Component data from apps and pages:
# # # # #
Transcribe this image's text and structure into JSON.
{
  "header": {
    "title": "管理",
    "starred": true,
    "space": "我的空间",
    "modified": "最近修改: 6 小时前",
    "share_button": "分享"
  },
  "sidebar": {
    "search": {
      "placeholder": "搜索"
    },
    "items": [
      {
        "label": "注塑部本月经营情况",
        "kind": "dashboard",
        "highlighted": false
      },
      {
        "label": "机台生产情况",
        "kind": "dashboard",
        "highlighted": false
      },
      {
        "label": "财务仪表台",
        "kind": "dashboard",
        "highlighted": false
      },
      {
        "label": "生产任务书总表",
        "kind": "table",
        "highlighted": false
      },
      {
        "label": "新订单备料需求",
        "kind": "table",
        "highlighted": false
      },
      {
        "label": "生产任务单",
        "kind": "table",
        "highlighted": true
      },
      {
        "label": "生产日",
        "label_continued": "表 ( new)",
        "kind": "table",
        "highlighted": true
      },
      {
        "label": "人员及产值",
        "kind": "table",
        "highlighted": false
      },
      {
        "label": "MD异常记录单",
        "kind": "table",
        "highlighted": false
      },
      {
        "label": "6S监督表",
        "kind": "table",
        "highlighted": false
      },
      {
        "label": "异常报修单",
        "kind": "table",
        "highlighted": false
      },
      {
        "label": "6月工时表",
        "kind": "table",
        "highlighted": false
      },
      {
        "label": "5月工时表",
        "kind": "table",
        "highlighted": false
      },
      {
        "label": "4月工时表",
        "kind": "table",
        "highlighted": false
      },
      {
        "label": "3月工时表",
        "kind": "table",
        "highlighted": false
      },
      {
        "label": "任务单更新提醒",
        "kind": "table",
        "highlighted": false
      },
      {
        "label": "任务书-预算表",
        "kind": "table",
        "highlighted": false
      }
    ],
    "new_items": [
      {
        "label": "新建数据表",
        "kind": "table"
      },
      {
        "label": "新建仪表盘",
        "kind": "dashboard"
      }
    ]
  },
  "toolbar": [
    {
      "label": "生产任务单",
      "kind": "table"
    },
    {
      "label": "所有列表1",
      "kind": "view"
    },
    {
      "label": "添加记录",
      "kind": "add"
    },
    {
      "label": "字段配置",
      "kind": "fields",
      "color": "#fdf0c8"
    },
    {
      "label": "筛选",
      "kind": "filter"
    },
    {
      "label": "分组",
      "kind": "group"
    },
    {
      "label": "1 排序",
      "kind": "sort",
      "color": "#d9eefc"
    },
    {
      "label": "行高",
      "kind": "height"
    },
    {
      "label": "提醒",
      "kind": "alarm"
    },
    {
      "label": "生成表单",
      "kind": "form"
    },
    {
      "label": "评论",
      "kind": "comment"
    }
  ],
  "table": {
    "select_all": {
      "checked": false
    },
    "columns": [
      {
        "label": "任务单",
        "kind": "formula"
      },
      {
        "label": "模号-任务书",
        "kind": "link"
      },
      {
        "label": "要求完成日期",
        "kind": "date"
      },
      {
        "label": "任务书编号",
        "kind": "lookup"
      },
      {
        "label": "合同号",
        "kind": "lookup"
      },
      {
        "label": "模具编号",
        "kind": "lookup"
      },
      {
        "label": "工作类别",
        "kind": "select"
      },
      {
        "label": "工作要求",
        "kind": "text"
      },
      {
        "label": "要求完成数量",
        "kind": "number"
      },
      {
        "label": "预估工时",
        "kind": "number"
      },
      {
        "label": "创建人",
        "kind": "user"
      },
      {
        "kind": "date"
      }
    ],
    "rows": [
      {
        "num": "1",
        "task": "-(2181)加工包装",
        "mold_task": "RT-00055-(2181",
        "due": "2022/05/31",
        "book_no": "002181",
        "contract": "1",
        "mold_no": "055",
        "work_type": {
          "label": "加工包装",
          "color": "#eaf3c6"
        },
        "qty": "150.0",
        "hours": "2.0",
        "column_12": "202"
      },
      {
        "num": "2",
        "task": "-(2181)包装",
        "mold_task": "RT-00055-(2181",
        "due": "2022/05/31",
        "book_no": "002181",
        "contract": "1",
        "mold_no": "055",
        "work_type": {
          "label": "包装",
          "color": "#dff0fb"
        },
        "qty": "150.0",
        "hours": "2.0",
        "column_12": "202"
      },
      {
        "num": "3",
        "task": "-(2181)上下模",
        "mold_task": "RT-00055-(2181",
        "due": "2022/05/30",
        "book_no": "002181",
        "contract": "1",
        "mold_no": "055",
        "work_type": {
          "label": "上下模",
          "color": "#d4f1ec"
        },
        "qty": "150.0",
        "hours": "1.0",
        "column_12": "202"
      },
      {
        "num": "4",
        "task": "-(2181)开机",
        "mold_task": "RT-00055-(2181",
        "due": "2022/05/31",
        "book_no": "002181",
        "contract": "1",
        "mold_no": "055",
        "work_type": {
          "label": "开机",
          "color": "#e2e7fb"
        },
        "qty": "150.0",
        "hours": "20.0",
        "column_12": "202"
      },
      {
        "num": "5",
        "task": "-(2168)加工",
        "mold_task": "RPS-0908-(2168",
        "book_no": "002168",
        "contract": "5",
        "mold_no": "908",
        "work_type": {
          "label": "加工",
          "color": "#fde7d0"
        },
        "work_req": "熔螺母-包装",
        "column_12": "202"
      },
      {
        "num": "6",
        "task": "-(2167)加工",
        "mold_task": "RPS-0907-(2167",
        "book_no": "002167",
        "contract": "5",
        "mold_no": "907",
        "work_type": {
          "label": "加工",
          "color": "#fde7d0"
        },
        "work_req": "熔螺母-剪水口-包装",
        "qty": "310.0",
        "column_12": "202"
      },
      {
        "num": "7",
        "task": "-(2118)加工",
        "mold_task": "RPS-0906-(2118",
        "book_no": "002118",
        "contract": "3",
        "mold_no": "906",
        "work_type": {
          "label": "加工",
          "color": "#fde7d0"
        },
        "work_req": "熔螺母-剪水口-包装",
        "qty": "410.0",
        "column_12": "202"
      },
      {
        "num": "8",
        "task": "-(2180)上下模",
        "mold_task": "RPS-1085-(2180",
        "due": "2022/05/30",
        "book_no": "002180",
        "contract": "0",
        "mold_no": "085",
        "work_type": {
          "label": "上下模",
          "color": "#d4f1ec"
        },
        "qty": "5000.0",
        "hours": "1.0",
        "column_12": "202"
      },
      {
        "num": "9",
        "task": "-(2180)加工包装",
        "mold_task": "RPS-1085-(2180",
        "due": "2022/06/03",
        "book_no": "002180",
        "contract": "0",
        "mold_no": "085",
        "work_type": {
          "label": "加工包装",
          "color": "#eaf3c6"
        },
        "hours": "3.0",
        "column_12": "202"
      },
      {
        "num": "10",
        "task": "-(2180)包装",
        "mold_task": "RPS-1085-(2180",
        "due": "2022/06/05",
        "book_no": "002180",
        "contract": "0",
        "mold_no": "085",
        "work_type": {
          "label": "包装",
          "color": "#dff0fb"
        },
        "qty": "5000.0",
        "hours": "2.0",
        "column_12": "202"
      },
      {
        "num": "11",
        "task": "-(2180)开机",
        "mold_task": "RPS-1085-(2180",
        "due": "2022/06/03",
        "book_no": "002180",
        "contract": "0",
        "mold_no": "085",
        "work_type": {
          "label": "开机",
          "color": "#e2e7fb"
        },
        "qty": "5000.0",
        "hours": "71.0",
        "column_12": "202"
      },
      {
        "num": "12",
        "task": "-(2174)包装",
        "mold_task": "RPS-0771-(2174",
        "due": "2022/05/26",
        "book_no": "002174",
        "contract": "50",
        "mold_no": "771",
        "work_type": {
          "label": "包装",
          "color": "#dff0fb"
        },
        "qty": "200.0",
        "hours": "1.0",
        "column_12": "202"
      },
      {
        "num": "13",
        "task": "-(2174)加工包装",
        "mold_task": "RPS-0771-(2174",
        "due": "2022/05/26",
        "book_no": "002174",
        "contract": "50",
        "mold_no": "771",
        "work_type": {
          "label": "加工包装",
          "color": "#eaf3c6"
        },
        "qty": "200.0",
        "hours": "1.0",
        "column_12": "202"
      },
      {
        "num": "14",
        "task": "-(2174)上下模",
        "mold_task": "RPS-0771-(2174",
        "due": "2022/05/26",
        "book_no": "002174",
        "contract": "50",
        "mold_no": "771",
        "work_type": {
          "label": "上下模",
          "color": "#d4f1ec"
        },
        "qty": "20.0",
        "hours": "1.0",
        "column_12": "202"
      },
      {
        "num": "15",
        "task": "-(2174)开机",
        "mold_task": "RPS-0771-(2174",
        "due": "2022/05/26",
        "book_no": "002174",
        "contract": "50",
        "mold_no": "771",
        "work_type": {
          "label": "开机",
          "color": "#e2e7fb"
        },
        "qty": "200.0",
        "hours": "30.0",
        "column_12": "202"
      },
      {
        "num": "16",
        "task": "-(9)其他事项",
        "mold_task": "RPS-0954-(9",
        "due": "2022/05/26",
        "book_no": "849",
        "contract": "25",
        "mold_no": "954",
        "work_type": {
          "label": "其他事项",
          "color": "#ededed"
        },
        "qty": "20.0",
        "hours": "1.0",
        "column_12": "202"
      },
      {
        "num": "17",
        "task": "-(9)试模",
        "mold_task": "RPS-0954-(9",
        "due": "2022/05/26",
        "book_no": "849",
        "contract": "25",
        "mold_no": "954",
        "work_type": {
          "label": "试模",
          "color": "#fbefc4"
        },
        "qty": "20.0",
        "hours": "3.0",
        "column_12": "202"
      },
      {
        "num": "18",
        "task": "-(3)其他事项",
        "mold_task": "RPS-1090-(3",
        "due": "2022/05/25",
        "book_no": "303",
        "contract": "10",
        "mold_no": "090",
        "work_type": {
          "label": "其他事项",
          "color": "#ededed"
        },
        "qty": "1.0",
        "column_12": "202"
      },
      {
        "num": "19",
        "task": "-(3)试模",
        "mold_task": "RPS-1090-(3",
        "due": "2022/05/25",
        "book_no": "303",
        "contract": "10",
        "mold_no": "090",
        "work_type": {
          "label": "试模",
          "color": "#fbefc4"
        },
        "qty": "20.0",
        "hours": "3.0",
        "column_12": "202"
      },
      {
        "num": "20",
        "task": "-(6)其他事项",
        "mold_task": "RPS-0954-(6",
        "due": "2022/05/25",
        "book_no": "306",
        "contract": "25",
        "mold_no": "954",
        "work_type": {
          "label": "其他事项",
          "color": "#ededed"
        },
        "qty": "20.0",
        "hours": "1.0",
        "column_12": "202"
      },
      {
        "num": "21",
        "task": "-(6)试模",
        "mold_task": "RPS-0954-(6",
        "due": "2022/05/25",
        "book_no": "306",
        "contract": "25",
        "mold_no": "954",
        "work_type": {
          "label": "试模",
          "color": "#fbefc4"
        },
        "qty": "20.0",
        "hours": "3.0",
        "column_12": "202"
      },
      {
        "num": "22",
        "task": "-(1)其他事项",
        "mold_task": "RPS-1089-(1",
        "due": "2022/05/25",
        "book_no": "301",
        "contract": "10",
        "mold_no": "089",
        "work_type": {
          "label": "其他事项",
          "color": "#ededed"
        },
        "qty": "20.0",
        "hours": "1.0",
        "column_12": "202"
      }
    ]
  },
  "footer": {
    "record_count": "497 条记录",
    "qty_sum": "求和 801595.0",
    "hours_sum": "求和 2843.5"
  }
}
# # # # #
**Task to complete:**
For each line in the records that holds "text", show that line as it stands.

**Exercise solution:**
Transcribe this image's text and structure into JSON.
        "kind": "text"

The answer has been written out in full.